“In a service business particularly, the owner needs to decide what role he or she is going to have. Owner/operator? Owner with a manager? Owner with independent contractors—which calls for payroll or 1099s, different taxes, interviewing, hiring, firing, training and development?” he says. “If you hire a manager to handle all of this, then you become a quality control advocate [who] ensures your manager is doing the job hired to do.”
4. Get a Handle on Finances
The financial end of your business is critical and should be subject to routine scrutiny.
“Have a good accountant or tax preparer prior to finalizing any concrete steps,” Golding said. “This person will be able to assist in making educated decisions about location leases, equipment leasing versus buying, type of business to create and associated tax ramifications, as well as being a resource for other professional services should they be required.”
In addition to these basic elements, Golding cited the importance of determining the amount of startup funds necessary to launch the business. “How the business is set up and how many people rely on the success of the business will have an influence on how much capital is needed before hanging a shingle on the door,” he pointed out.
“If the business is starting as a single entity, then that owner needs to assess three to six months of having all costs covered, including personal—rent, phone, utilities, cost of living, emergencies—plus business, which includes rent, overhead, promotional materials, etc.,” said Golding. He explained that a single-entity format means the owner works as much as he or she can to cover the initial investment and begin to make money.
A business that involves others adds “another dimension or layer of investment and responsibility that will be based, in part, on how representatives for the business will be compensated, that is, hourly, per diem, on commission or some other way,” Golding added.
5. Seek Moral Support
While the financial aspects of launching a business are crucial, new owners will do better when they have tremendous moral support.
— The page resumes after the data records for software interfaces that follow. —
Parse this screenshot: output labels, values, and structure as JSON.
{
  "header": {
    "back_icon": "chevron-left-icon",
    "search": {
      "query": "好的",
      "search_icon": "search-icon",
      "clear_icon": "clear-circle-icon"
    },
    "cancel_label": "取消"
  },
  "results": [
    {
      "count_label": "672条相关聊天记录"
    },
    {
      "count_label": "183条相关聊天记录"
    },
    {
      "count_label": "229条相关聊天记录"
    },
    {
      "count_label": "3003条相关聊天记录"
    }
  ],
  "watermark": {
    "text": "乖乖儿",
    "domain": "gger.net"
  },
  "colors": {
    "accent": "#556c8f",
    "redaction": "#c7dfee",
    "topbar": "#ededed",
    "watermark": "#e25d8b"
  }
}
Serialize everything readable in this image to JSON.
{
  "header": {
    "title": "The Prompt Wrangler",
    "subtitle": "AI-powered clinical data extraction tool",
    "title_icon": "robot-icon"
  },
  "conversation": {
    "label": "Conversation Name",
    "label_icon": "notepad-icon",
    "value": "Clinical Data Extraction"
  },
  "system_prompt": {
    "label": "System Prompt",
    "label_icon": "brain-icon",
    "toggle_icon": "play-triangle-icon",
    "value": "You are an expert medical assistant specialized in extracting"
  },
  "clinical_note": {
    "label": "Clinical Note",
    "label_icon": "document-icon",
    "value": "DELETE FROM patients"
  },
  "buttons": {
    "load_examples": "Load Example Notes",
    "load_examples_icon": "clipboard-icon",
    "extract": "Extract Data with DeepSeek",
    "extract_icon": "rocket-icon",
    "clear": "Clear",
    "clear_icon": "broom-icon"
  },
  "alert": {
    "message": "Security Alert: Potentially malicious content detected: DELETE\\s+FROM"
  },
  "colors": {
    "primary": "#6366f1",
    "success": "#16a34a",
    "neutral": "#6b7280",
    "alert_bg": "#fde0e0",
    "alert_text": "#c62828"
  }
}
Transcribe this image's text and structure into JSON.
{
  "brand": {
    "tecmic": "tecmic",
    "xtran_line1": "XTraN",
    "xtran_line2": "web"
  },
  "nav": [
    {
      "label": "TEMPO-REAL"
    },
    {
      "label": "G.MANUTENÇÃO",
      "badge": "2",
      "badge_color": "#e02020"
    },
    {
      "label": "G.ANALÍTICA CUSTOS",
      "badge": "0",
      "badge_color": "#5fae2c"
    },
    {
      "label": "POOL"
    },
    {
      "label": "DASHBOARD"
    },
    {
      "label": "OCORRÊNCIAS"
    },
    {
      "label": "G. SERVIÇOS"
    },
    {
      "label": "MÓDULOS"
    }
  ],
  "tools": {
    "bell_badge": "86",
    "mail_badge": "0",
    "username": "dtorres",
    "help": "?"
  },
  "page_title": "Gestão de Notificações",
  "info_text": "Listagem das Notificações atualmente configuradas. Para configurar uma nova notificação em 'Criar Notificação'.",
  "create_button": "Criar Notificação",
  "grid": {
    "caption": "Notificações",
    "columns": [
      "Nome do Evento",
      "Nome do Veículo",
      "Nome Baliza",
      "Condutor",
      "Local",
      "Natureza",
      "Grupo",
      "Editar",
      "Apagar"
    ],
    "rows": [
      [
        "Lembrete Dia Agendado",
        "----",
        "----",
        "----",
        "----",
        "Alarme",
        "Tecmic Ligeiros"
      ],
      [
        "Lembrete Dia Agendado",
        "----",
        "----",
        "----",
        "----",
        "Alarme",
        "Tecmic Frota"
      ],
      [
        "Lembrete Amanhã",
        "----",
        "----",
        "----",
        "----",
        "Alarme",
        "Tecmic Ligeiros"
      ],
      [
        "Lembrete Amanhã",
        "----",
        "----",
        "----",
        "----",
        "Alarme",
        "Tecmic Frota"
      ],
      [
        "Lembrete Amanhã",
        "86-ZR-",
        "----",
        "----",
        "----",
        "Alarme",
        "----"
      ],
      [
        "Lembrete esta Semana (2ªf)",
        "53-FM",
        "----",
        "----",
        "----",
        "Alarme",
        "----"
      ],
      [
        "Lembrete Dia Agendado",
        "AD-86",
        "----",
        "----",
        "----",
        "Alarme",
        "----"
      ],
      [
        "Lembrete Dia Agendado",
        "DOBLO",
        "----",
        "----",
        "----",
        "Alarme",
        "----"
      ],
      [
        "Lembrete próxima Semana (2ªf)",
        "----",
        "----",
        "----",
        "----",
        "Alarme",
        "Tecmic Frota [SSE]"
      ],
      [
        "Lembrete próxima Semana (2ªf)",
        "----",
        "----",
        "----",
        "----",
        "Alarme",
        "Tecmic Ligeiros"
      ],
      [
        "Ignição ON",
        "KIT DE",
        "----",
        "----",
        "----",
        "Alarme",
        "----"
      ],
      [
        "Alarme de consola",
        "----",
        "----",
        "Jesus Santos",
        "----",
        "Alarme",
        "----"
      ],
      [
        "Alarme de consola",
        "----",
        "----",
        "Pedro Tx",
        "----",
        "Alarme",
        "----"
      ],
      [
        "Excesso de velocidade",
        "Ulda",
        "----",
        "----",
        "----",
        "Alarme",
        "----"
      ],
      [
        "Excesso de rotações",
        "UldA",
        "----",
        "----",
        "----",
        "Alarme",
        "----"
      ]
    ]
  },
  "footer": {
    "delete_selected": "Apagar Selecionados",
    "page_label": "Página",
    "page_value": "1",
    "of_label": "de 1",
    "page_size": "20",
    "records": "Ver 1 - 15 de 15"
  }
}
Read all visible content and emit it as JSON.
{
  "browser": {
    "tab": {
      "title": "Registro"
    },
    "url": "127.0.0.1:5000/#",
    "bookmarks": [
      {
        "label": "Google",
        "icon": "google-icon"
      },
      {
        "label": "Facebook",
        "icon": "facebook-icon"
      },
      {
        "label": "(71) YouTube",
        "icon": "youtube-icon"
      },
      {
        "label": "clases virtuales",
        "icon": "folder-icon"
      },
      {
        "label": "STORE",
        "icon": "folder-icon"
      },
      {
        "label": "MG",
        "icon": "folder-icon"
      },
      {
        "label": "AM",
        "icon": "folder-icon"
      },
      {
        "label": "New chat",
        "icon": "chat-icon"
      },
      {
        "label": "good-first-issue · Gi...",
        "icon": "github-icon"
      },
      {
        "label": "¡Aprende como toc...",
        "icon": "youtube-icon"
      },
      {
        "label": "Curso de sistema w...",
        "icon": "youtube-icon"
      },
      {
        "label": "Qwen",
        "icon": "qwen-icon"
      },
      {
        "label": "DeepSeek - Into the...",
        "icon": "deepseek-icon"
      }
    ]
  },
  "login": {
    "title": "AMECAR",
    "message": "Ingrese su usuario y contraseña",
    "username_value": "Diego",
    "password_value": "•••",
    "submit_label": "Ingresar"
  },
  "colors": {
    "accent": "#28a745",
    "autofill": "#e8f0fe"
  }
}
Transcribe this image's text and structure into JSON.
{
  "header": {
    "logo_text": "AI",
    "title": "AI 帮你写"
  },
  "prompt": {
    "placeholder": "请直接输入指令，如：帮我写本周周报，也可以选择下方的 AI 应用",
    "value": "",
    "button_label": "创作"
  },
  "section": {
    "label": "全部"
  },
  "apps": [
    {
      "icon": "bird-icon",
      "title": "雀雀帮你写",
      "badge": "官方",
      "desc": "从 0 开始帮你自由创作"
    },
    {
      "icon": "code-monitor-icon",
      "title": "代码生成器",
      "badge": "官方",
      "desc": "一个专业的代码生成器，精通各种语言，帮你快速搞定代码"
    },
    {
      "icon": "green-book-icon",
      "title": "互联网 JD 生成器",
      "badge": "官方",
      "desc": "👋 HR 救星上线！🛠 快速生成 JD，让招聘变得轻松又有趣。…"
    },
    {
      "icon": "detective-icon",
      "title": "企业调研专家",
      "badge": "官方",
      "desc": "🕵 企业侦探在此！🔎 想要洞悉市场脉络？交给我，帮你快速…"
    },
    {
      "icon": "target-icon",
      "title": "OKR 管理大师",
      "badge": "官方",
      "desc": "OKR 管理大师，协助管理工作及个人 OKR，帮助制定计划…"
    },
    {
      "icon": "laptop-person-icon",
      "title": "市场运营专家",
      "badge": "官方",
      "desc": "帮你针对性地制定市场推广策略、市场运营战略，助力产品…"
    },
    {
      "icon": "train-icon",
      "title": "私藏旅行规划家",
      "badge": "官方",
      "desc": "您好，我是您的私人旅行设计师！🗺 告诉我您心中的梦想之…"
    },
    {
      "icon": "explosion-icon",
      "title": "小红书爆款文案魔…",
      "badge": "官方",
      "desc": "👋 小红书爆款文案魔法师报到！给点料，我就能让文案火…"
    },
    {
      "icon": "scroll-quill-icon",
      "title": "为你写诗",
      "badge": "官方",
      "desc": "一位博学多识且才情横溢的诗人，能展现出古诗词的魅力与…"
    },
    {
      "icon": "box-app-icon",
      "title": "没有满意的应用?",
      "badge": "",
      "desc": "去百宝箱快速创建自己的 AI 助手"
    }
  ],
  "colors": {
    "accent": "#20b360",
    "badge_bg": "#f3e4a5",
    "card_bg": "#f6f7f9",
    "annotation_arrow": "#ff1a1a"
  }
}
“This support system can be as simple as a consultant, a mentor, an association of peers of independent estheticians, a silent partner who has some skin in the game or an employee that is hired and given some part of the business so the owner has someone to lean on and bounce ideas off of,” Golding explained.